++++ Extracted data ++++
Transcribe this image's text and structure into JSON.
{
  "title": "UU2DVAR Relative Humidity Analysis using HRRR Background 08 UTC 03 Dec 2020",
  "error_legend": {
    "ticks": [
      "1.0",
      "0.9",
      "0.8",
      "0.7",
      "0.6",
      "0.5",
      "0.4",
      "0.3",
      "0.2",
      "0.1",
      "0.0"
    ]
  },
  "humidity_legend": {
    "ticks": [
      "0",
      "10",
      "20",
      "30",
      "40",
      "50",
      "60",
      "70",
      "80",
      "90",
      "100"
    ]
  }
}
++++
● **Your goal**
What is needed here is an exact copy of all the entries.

● **Solution for this problem**
Transcribe this image's text and structure into JSON.
{
  "title": "UU2DVAR Relative Humidity Analysis using HRRR Background 08 UTC 03 Dec 2020",
  "error_legend": {
    "ticks": [
      "1.0",
      "0.9",
      "0.8",
      "0.7",
      "0.6",
      "0.5",
      "0.4",
      "0.3",
      "0.2",
      "0.1",
      "0.0"
    ]
  },
  "humidity_legend": {
    "ticks": [
      "0",
      "10",
      "20",
      "30",
      "40",
      "50",
      "60",
      "70",
      "80",
      "90",
      "100"
    ]
  }
}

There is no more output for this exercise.